Work request:
Copy out each line below containing "true".

Provided records:
◇ ◇ ◇

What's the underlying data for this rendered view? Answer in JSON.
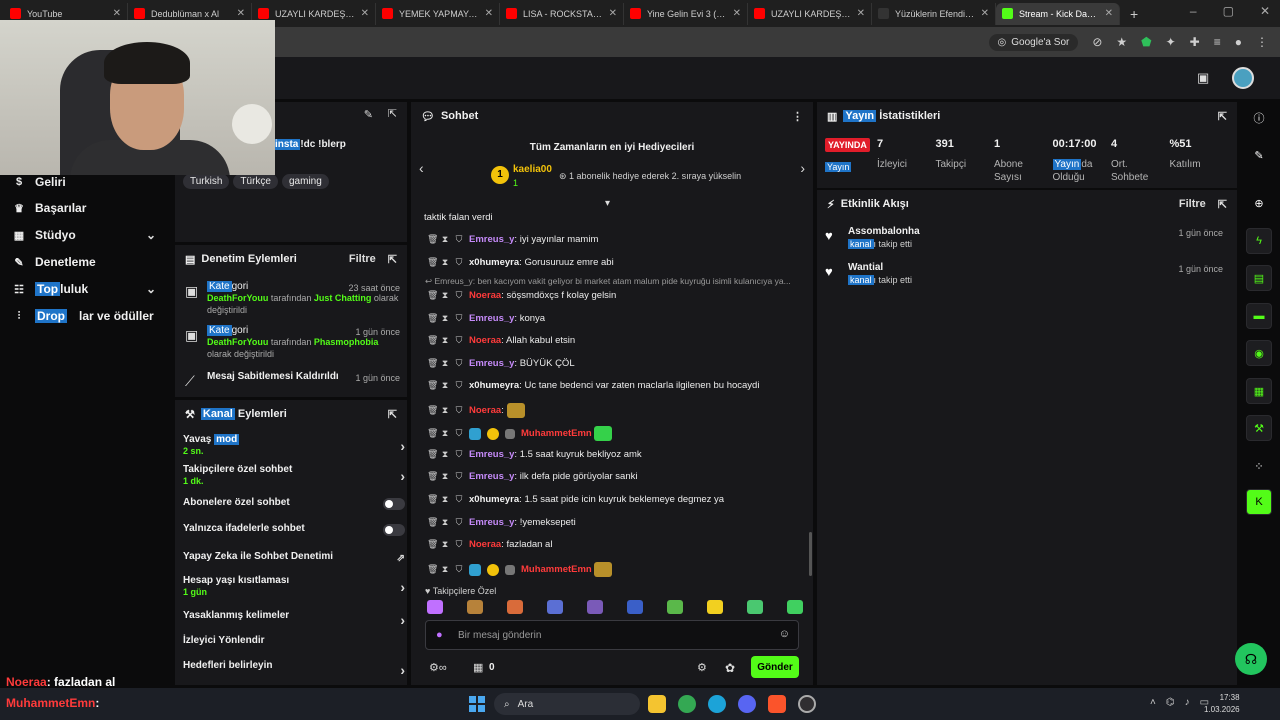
{
  "browser": {
    "tabs": [
      {
        "title": "YouTube",
        "color": "#ff0000"
      },
      {
        "title": "Dedublüman x Al",
        "color": "#ff0000"
      },
      {
        "title": "UZAYLI KARDEŞLERİ |",
        "color": "#ff0000"
      },
      {
        "title": "YEMEK YAPMAYA GE",
        "color": "#ff0000"
      },
      {
        "title": "LISA - ROCKSTAR (OF",
        "color": "#ff0000"
      },
      {
        "title": "Yine Gelin Evi 3 (214",
        "color": "#ff0000"
      },
      {
        "title": "UZAYLI KARDEŞLERİ |",
        "color": "#ff0000"
      },
      {
        "title": "Yüzüklerin Efendisi Y",
        "color": "#333333"
      },
      {
        "title": "Stream - Kick Dashb",
        "color": "#53fc18",
        "active": true
      }
    ],
    "google_ask": "Google'a Sor"
  },
  "stream_info": {
    "title_partial": "!dc !blerp",
    "highlight": "insta",
    "tags": [
      "Turkish",
      "Türkçe",
      "gaming"
    ]
  },
  "left_nav": {
    "items": [
      {
        "label": "Geliri",
        "icon": "money-icon",
        "chevron": false
      },
      {
        "label": "Başarılar",
        "icon": "trophy-icon",
        "chevron": false
      },
      {
        "label": "Stüdyo",
        "icon": "studio-icon",
        "chevron": true
      },
      {
        "label": "Denetleme",
        "icon": "wrench-icon",
        "chevron": false
      },
      {
        "label": "Topluluk",
        "icon": "community-icon",
        "chevron": true,
        "highlight": "Top"
      },
      {
        "label": "lar ve ödüller",
        "icon": "drops-icon",
        "chevron": false,
        "highlight": "Drop"
      }
    ]
  },
  "mod_actions": {
    "title": "Denetim Eylemleri",
    "filter": "Filtre",
    "events": [
      {
        "title": "Kategori",
        "highlight": "Kate",
        "user": "DeathForYouu",
        "middle": "tarafından",
        "target": "Just Chatting",
        "suffix": "olarak değiştirildi",
        "time": "23 saat önce"
      },
      {
        "title": "Kategori",
        "highlight": "Kate",
        "user": "DeathForYouu",
        "middle": "tarafından",
        "target": "Phasmophobia",
        "suffix": "olarak değiştirildi",
        "time": "1 gün önce"
      },
      {
        "title": "Mesaj Sabitlemesi Kaldırıldı",
        "time": "1 gün önce"
      }
    ]
  },
  "channel_actions": {
    "title_highlight": "Kanal",
    "title_rest": " Eylemleri",
    "rows": [
      {
        "label": "Yavaş ",
        "highlight": "mod",
        "sub": "2 sn.",
        "control": "arrow"
      },
      {
        "label": "Takipçilere özel sohbet",
        "sub": "1 dk.",
        "control": "arrow"
      },
      {
        "label": "Abonelere özel sohbet",
        "control": "toggle"
      },
      {
        "label": "Yalnızca ifadelerle sohbet",
        "control": "toggle"
      },
      {
        "label": "Yapay Zeka ile Sohbet Denetimi",
        "control": "external"
      },
      {
        "label": "Hesap yaşı kısıtlaması",
        "sub": "1 gün",
        "control": "arrow"
      },
      {
        "label": "Yasaklanmış kelimeler",
        "control": "arrow"
      },
      {
        "label": "İzleyici Yönlendir",
        "control": "none"
      },
      {
        "label": "Hedefleri belirleyin",
        "control": "arrow"
      }
    ]
  },
  "chat": {
    "title": "Sohbet",
    "top_gifters_title": "Tüm Zamanların en iyi Hediyecileri",
    "gifter_name": "kaelia00",
    "gifter_count": "1",
    "gifter_rank": "1",
    "gifter_hint": "1 abonelik hediye ederek 2. sıraya yükselin",
    "first_line": "taktik falan verdi",
    "reply_preview": "Emreus_y: ben kacıyom vakit geliyor bi market atam malum pide kuyruğu isimli kulanıcıya ya...",
    "messages": [
      {
        "user": "Emreus_y",
        "ucolor": "purple",
        "text": "iyi yayınlar mamim"
      },
      {
        "user": "x0humeyra",
        "ucolor": "white",
        "text": "Gorusuruuz emre abi"
      },
      {
        "user": "Noeraa",
        "ucolor": "red",
        "text": "söşsmdöxçs f kolay gelsin"
      },
      {
        "user": "Emreus_y",
        "ucolor": "purple",
        "text": "konya"
      },
      {
        "user": "Noeraa",
        "ucolor": "red",
        "text": "Allah kabul etsin"
      },
      {
        "user": "Emreus_y",
        "ucolor": "purple",
        "text": "BÜYÜK ÇÖL"
      },
      {
        "user": "x0humeyra",
        "ucolor": "white",
        "text": "Uc tane bedenci var zaten maclarla ilgilenen bu hocaydi"
      },
      {
        "user": "Noeraa",
        "ucolor": "red",
        "text": "",
        "emote": "#b8902a"
      },
      {
        "user": "MuhammetEmn",
        "ucolor": "red",
        "text": "",
        "emote": "#35d14a",
        "badges": true
      },
      {
        "user": "Emreus_y",
        "ucolor": "purple",
        "text": "1.5 saat kuyruk bekliyoz amk"
      },
      {
        "user": "Emreus_y",
        "ucolor": "purple",
        "text": "ilk defa pide görüyolar sanki"
      },
      {
        "user": "x0humeyra",
        "ucolor": "white",
        "text": "1.5 saat pide icin kuyruk beklemeye degmez ya"
      },
      {
        "user": "Emreus_y",
        "ucolor": "purple",
        "text": "!yemeksepeti"
      },
      {
        "user": "Noeraa",
        "ucolor": "red",
        "text": "fazladan al"
      },
      {
        "user": "MuhammetEmn",
        "ucolor": "red",
        "text": "",
        "emote": "#b8902a",
        "badges": true
      }
    ],
    "followers_only_label": "Takipçilere Özel",
    "emote_colors": [
      "#c070ff",
      "#b7823a",
      "#d96b3a",
      "#5b6fd4",
      "#7a5ab8",
      "#3a5fc8",
      "#5ab84a",
      "#f2d020",
      "#4ac870",
      "#40d060"
    ],
    "input_placeholder": "Bir mesaj gönderin",
    "points": "0",
    "send_label": "Gönder"
  },
  "stats": {
    "title_highlight": "Yayın",
    "title_rest": " İstatistikleri",
    "live_label": "YAYINDA",
    "live_sub": "Yayın",
    "items": [
      {
        "value": "7",
        "label": "İzleyici"
      },
      {
        "value": "391",
        "label": "Takipçi"
      },
      {
        "value": "1",
        "label": "Abone Sayısı"
      },
      {
        "value": "00:17:00",
        "label_highlight": "Yayın",
        "label": "da Olduğu"
      },
      {
        "value": "4",
        "label": "Ort. Sohbete"
      },
      {
        "value": "%51",
        "label": "Katılım"
      }
    ]
  },
  "activity": {
    "title": "Etkinlik Akışı",
    "filter": "Filtre",
    "events": [
      {
        "name": "Assombalonha",
        "hl": "kanal",
        "text": "ı takip etti",
        "time": "1 gün önce"
      },
      {
        "name": "Wantial",
        "hl": "kanal",
        "text": "ı takip etti",
        "time": "1 gün önce"
      }
    ]
  },
  "overlay_chat": {
    "line1_user": "Noeraa",
    "line1_text": ": fazladan al",
    "line2_user": "MuhammetEmn",
    "line2_sep": ":"
  },
  "taskbar": {
    "search": "Ara",
    "time": "17:38",
    "date": "1.03.2026"
  }
}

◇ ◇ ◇

Solution:
        "active": true
        "chevron": true
        "chevron": true,
        "badges": true
        "badges": true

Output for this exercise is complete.